━━━━━ Records supplied ━━━━━
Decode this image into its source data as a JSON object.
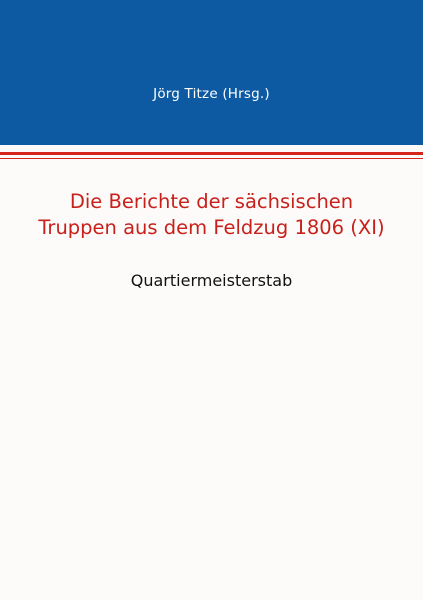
{
  "cover": {
    "author": "Jörg Titze (Hrsg.)",
    "title_line1": "Die Berichte der sächsischen",
    "title_line2": "Truppen aus dem Feldzug 1806 (XI)",
    "subtitle": "Quartiermeisterstab"
  },
  "colors": {
    "band": "#0d5aa3",
    "accent_red": "#d5261c",
    "title_red": "#c8201a",
    "background": "#fcfbfa"
  }
}
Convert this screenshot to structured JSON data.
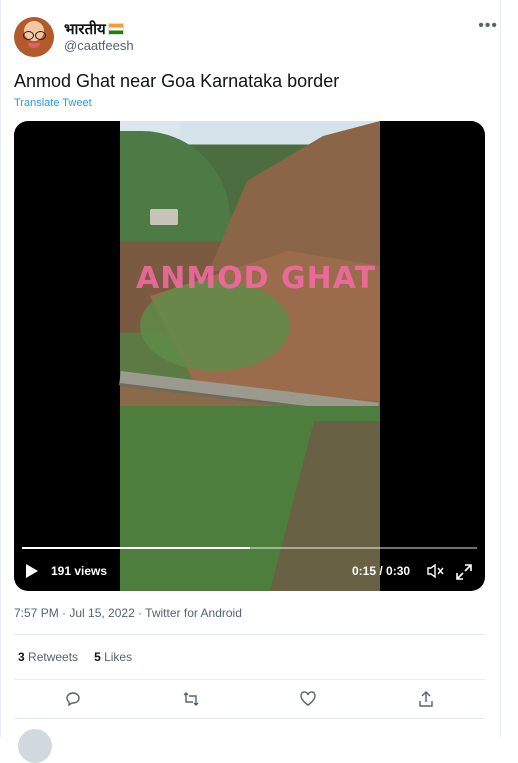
{
  "author": {
    "display_name": "भारतीय",
    "flag_icon": "india-flag-icon",
    "handle": "@caatfeesh"
  },
  "tweet": {
    "text": "Anmod Ghat near Goa Karnataka border",
    "translate_label": "Translate Tweet"
  },
  "video": {
    "watermark": "ANMOD GHAT",
    "views": "191 views",
    "time": "0:15 / 0:30",
    "progress_fraction": 0.5
  },
  "meta": {
    "timestamp": "7:57 PM · Jul 15, 2022 · Twitter for Android"
  },
  "stats": {
    "retweets_count": "3",
    "retweets_label": "Retweets",
    "likes_count": "5",
    "likes_label": "Likes"
  },
  "colors": {
    "accent": "#1d9bf0",
    "secondary_text": "#536471",
    "watermark": "#f06aa1"
  }
}
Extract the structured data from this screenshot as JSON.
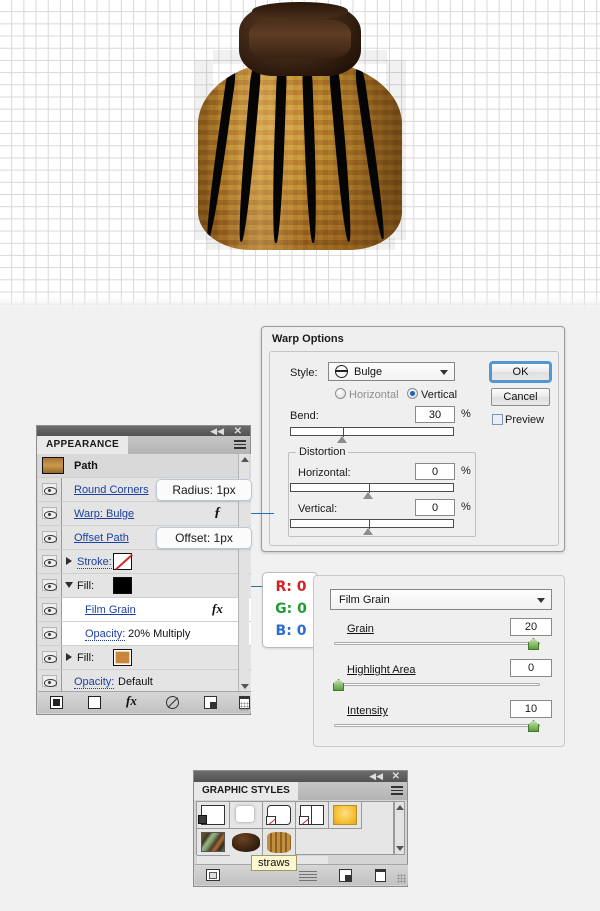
{
  "canvas": {
    "name": "artwork-canvas",
    "grid": true,
    "artwork_title": "straw-broom-illustration"
  },
  "warp_dialog": {
    "title": "Warp Options",
    "style_label": "Style:",
    "style_value": "Bulge",
    "orientation": {
      "horizontal": "Horizontal",
      "vertical": "Vertical",
      "selected": "Vertical"
    },
    "bend_label": "Bend:",
    "bend_value": "30",
    "bend_unit": "%",
    "distortion_legend": "Distortion",
    "distortion_h_label": "Horizontal:",
    "distortion_h_value": "0",
    "distortion_h_unit": "%",
    "distortion_v_label": "Vertical:",
    "distortion_v_value": "0",
    "distortion_v_unit": "%",
    "ok_label": "OK",
    "cancel_label": "Cancel",
    "preview_label": "Preview",
    "preview_checked": false
  },
  "appearance": {
    "tab_label": "APPEARANCE",
    "target_label": "Path",
    "rows": [
      {
        "label": "Round Corners",
        "kind": "effect"
      },
      {
        "label": "Warp: Bulge",
        "kind": "effect"
      },
      {
        "label": "Offset Path",
        "kind": "effect"
      },
      {
        "label": "Stroke:",
        "kind": "stroke",
        "swatch": "none"
      },
      {
        "label": "Fill:",
        "kind": "fill",
        "swatch": "#000000"
      },
      {
        "label": "Film Grain",
        "kind": "sub-effect"
      },
      {
        "label": "Opacity:",
        "kind": "opacity",
        "value": "20% Multiply"
      },
      {
        "label": "Fill:",
        "kind": "fill",
        "swatch": "#c8873a"
      },
      {
        "label": "Opacity:",
        "kind": "opacity",
        "value": "Default"
      }
    ],
    "toolbar": {
      "add_stroke": "add-new-stroke",
      "add_fill": "add-new-fill",
      "add_effect": "fx",
      "clear": "clear-appearance",
      "duplicate": "duplicate-item",
      "delete": "delete-item"
    }
  },
  "callouts": {
    "radius": "Radius: 1px",
    "offset": "Offset: 1px"
  },
  "rgb_box": {
    "r_label": "R: 0",
    "r_color": "#d42222",
    "g_label": "G: 0",
    "g_color": "#1f9c2f",
    "b_label": "B: 0",
    "b_color": "#2a6ccf"
  },
  "film_grain": {
    "effect_name": "Film Grain",
    "grain_label": "Grain",
    "grain_value": "20",
    "highlight_label": "Highlight Area",
    "highlight_value": "0",
    "intensity_label": "Intensity",
    "intensity_value": "10"
  },
  "graphic_styles": {
    "tab_label": "GRAPHIC STYLES",
    "tooltip": "straws",
    "swatches": [
      "default-style",
      "white-rounded",
      "no-fill-rounded",
      "split-no-fill",
      "yellow-gradient",
      "camo-texture",
      "dark-brown-cap",
      "straws-style"
    ],
    "toolbar": {
      "break_link": "break-link-to-style",
      "merge": "merge-styles",
      "new": "new-style",
      "delete": "delete-style"
    }
  }
}
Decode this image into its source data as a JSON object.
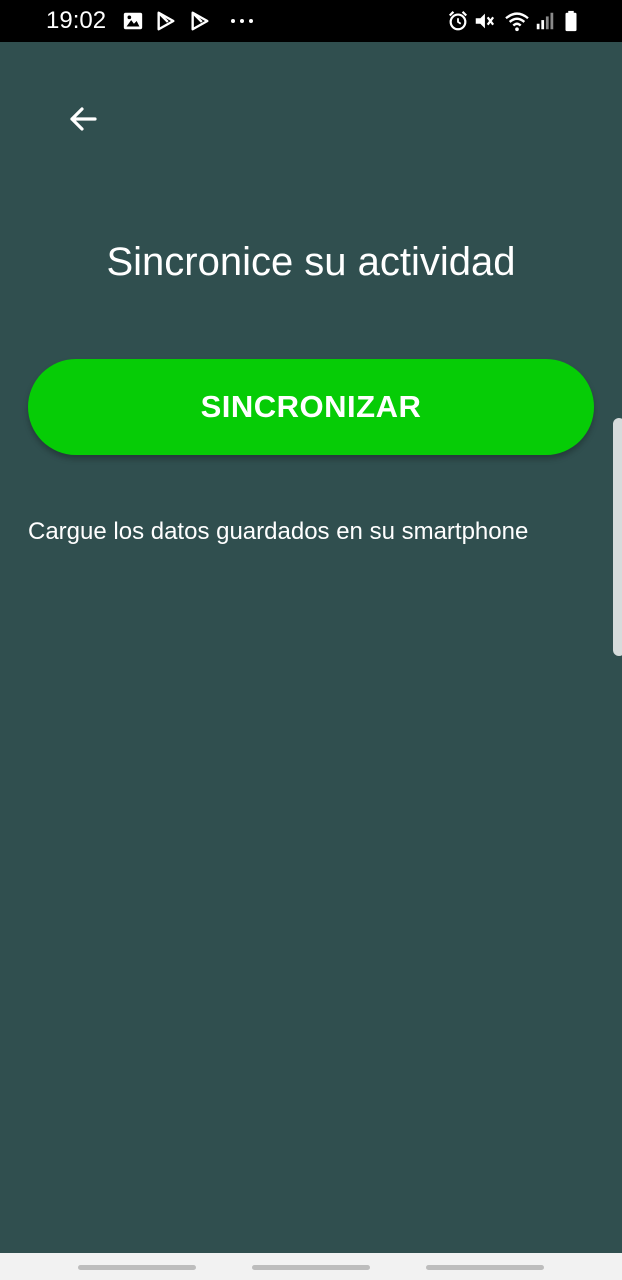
{
  "status_bar": {
    "time": "19:02",
    "left_icons": [
      "image-icon",
      "play-store-icon",
      "play-store-icon",
      "more-notifications-icon"
    ],
    "right_icons": [
      "alarm-icon",
      "vibrate-mute-icon",
      "wifi-icon",
      "signal-icon",
      "battery-icon"
    ],
    "more_glyph": "···"
  },
  "header": {
    "back_icon": "arrow-left-icon"
  },
  "main": {
    "title": "Sincronice su actividad",
    "sync_button_label": "SINCRONIZAR",
    "description": "Cargue los datos guardados en su smartphone"
  },
  "colors": {
    "background": "#304f4f",
    "accent_green": "#06cc06",
    "text": "#ffffff",
    "status_bar": "#000000",
    "nav_bar": "#f2f2f2"
  }
}
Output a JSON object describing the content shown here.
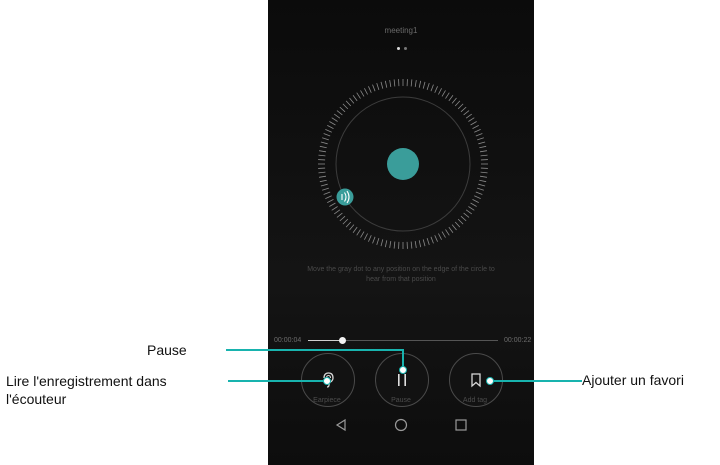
{
  "recording": {
    "title": "meeting1",
    "hint_line1": "Move the gray dot to any position on the edge of the circle to",
    "hint_line2": "hear from that position",
    "elapsed": "00:00:04",
    "total": "00:00:22",
    "progress_fraction": 0.18
  },
  "controls": {
    "earpiece_label": "Earpiece",
    "pause_label": "Pause",
    "add_tag_label": "Add tag"
  },
  "callouts": {
    "pause": "Pause",
    "earpiece_line1": "Lire l'enregistrement dans",
    "earpiece_line2": "l'écouteur",
    "favorite": "Ajouter un favori"
  },
  "colors": {
    "accent": "#3a9d9a",
    "callout_line": "#18b3ae"
  },
  "icons": {
    "earpiece": "ear-icon",
    "pause": "pause-icon",
    "tag": "bookmark-icon",
    "speaker": "speaker-wave-icon",
    "back": "back-triangle-icon",
    "home": "home-circle-icon",
    "recent": "recent-square-icon"
  }
}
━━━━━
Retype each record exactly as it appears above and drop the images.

Decode this image into its source data as a JSON object.
{
  "cover": {
    "author": "Jörg Titze (Hrsg.)",
    "title_line1": "Die Berichte der sächsischen",
    "title_line2": "Truppen aus dem Feldzug 1806 (XI)",
    "subtitle": "Quartiermeisterstab"
  },
  "colors": {
    "band": "#0d5aa3",
    "accent_red": "#d5261c",
    "title_red": "#c8201a",
    "background": "#fcfbfa"
  }
}
Convert this screenshot to structured JSON data.
{
  "author": {
    "display_name": "भारतीय",
    "flag_icon": "india-flag-icon",
    "handle": "@caatfeesh"
  },
  "tweet": {
    "text": "Anmod Ghat near Goa Karnataka border",
    "translate_label": "Translate Tweet"
  },
  "video": {
    "watermark": "ANMOD GHAT",
    "views": "191 views",
    "time": "0:15 / 0:30",
    "progress_fraction": 0.5
  },
  "meta": {
    "timestamp": "7:57 PM · Jul 15, 2022 · Twitter for Android"
  },
  "stats": {
    "retweets_count": "3",
    "retweets_label": "Retweets",
    "likes_count": "5",
    "likes_label": "Likes"
  },
  "colors": {
    "accent": "#1d9bf0",
    "secondary_text": "#536471",
    "watermark": "#f06aa1"
  }
}
Extract the structured data from this screenshot as JSON.
{
  "canvas": {
    "name": "artwork-canvas",
    "grid": true,
    "artwork_title": "straw-broom-illustration"
  },
  "warp_dialog": {
    "title": "Warp Options",
    "style_label": "Style:",
    "style_value": "Bulge",
    "orientation": {
      "horizontal": "Horizontal",
      "vertical": "Vertical",
      "selected": "Vertical"
    },
    "bend_label": "Bend:",
    "bend_value": "30",
    "bend_unit": "%",
    "distortion_legend": "Distortion",
    "distortion_h_label": "Horizontal:",
    "distortion_h_value": "0",
    "distortion_h_unit": "%",
    "distortion_v_label": "Vertical:",
    "distortion_v_value": "0",
    "distortion_v_unit": "%",
    "ok_label": "OK",
    "cancel_label": "Cancel",
    "preview_label": "Preview",
    "preview_checked": false
  },
  "appearance": {
    "tab_label": "APPEARANCE",
    "target_label": "Path",
    "rows": [
      {
        "label": "Round Corners",
        "kind": "effect"
      },
      {
        "label": "Warp: Bulge",
        "kind": "effect"
      },
      {
        "label": "Offset Path",
        "kind": "effect"
      },
      {
        "label": "Stroke:",
        "kind": "stroke",
        "swatch": "none"
      },
      {
        "label": "Fill:",
        "kind": "fill",
        "swatch": "#000000"
      },
      {
        "label": "Film Grain",
        "kind": "sub-effect"
      },
      {
        "label": "Opacity:",
        "kind": "opacity",
        "value": "20% Multiply"
      },
      {
        "label": "Fill:",
        "kind": "fill",
        "swatch": "#c8873a"
      },
      {
        "label": "Opacity:",
        "kind": "opacity",
        "value": "Default"
      }
    ],
    "toolbar": {
      "add_stroke": "add-new-stroke",
      "add_fill": "add-new-fill",
      "add_effect": "fx",
      "clear": "clear-appearance",
      "duplicate": "duplicate-item",
      "delete": "delete-item"
    }
  },
  "callouts": {
    "radius": "Radius: 1px",
    "offset": "Offset: 1px"
  },
  "rgb_box": {
    "r_label": "R: 0",
    "r_color": "#d42222",
    "g_label": "G: 0",
    "g_color": "#1f9c2f",
    "b_label": "B: 0",
    "b_color": "#2a6ccf"
  },
  "film_grain": {
    "effect_name": "Film Grain",
    "grain_label": "Grain",
    "grain_value": "20",
    "highlight_label": "Highlight Area",
    "highlight_value": "0",
    "intensity_label": "Intensity",
    "intensity_value": "10"
  },
  "graphic_styles": {
    "tab_label": "GRAPHIC STYLES",
    "tooltip": "straws",
    "swatches": [
      "default-style",
      "white-rounded",
      "no-fill-rounded",
      "split-no-fill",
      "yellow-gradient",
      "camo-texture",
      "dark-brown-cap",
      "straws-style"
    ],
    "toolbar": {
      "break_link": "break-link-to-style",
      "merge": "merge-styles",
      "new": "new-style",
      "delete": "delete-style"
    }
  }
}
Decode this image into its source data as a JSON object.
{
  "status_bar": {
    "time": "19:02",
    "left_icons": [
      "image-icon",
      "play-store-icon",
      "play-store-icon",
      "more-notifications-icon"
    ],
    "right_icons": [
      "alarm-icon",
      "vibrate-mute-icon",
      "wifi-icon",
      "signal-icon",
      "battery-icon"
    ],
    "more_glyph": "···"
  },
  "header": {
    "back_icon": "arrow-left-icon"
  },
  "main": {
    "title": "Sincronice su actividad",
    "sync_button_label": "SINCRONIZAR",
    "description": "Cargue los datos guardados en su smartphone"
  },
  "colors": {
    "background": "#304f4f",
    "accent_green": "#06cc06",
    "text": "#ffffff",
    "status_bar": "#000000",
    "nav_bar": "#f2f2f2"
  }
}
Output a JSON object describing the content shown here.
{
  "recording": {
    "title": "meeting1",
    "hint_line1": "Move the gray dot to any position on the edge of the circle to",
    "hint_line2": "hear from that position",
    "elapsed": "00:00:04",
    "total": "00:00:22",
    "progress_fraction": 0.18
  },
  "controls": {
    "earpiece_label": "Earpiece",
    "pause_label": "Pause",
    "add_tag_label": "Add tag"
  },
  "callouts": {
    "pause": "Pause",
    "earpiece_line1": "Lire l'enregistrement dans",
    "earpiece_line2": "l'écouteur",
    "favorite": "Ajouter un favori"
  },
  "colors": {
    "accent": "#3a9d9a",
    "callout_line": "#18b3ae"
  },
  "icons": {
    "earpiece": "ear-icon",
    "pause": "pause-icon",
    "tag": "bookmark-icon",
    "speaker": "speaker-wave-icon",
    "back": "back-triangle-icon",
    "home": "home-circle-icon",
    "recent": "recent-square-icon"
  }
}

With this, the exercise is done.